#### Data section:
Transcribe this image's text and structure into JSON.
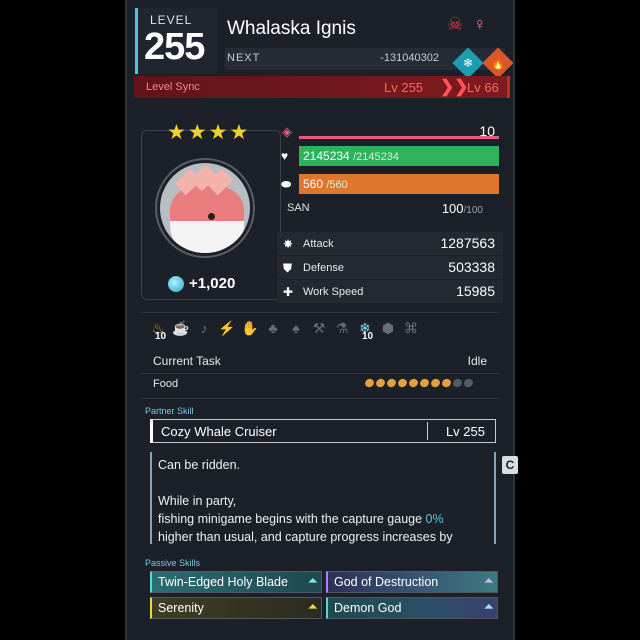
{
  "header": {
    "level_label": "LEVEL",
    "level": "255",
    "name": "Whalaska Ignis",
    "next_label": "NEXT",
    "next_value": "-131040302",
    "partner_icon": "horned-mask-icon",
    "gender_icon": "female-icon",
    "elements": [
      {
        "name": "ice-element-icon",
        "glyph": "❄",
        "color": "#1f9db0"
      },
      {
        "name": "fire-element-icon",
        "glyph": "🔥",
        "color": "#d7582b"
      }
    ]
  },
  "level_sync": {
    "label": "Level Sync",
    "from": "Lv 255",
    "to": "Lv 66"
  },
  "rarity_stars": "★★★★",
  "soul": {
    "value": "+1,020"
  },
  "rank": {
    "value": "10"
  },
  "hp": {
    "value": "2145234",
    "max": "/2145234",
    "fill": 1.0
  },
  "stamina": {
    "value": "560",
    "max": "/560",
    "fill": 1.0
  },
  "san": {
    "label": "SAN",
    "value": "100",
    "max": "/100"
  },
  "stats": [
    {
      "label": "Attack",
      "value": "1287563",
      "icon": "sword-burst-icon"
    },
    {
      "label": "Defense",
      "value": "503338",
      "icon": "shield-icon"
    },
    {
      "label": "Work Speed",
      "value": "15985",
      "icon": "work-speed-icon"
    }
  ],
  "work_suitability": [
    {
      "icon": "kindling-icon",
      "glyph": "♨",
      "active": true,
      "level": "10"
    },
    {
      "icon": "watering-icon",
      "glyph": "☕",
      "active": false,
      "level": ""
    },
    {
      "icon": "planting-icon",
      "glyph": "♪",
      "active": false,
      "level": ""
    },
    {
      "icon": "electricity-icon",
      "glyph": "⚡",
      "active": false,
      "level": ""
    },
    {
      "icon": "handiwork-icon",
      "glyph": "✋",
      "active": false,
      "level": ""
    },
    {
      "icon": "gathering-icon",
      "glyph": "♣",
      "active": false,
      "level": ""
    },
    {
      "icon": "lumbering-icon",
      "glyph": "♠",
      "active": false,
      "level": ""
    },
    {
      "icon": "mining-icon",
      "glyph": "⚒",
      "active": false,
      "level": ""
    },
    {
      "icon": "medicine-icon",
      "glyph": "⚗",
      "active": false,
      "level": ""
    },
    {
      "icon": "cooling-icon",
      "glyph": "❄",
      "active": true,
      "level": "10"
    },
    {
      "icon": "transporting-icon",
      "glyph": "⬢",
      "active": false,
      "level": ""
    },
    {
      "icon": "farming-icon",
      "glyph": "⌘",
      "active": false,
      "level": ""
    }
  ],
  "task": {
    "label": "Current Task",
    "value": "Idle"
  },
  "food": {
    "label": "Food",
    "filled": 8,
    "total": 10
  },
  "partner_skill": {
    "section_title": "Partner Skill",
    "name": "Cozy Whale Cruiser",
    "level": "Lv  255",
    "desc_line1": "Can be ridden.",
    "desc_line2": "While in party,",
    "desc_line3a": "fishing minigame begins with the capture gauge ",
    "desc_line3_highlight": "0%",
    "desc_line4": "higher than usual, and capture progress increases by"
  },
  "side_tab": "C",
  "passive_skills": {
    "section_title": "Passive Skills",
    "items": [
      {
        "label": "Twin-Edged Holy Blade",
        "style": "p-cyan"
      },
      {
        "label": "God of Destruction",
        "style": "p-rainbow"
      },
      {
        "label": "Serenity",
        "style": "p-yellow"
      },
      {
        "label": "Demon God",
        "style": "p-rainbow2"
      }
    ]
  }
}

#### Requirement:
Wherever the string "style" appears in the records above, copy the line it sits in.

#### Result of this task:
        "style": "p-cyan"
        "style": "p-rainbow"
        "style": "p-yellow"
        "style": "p-rainbow2"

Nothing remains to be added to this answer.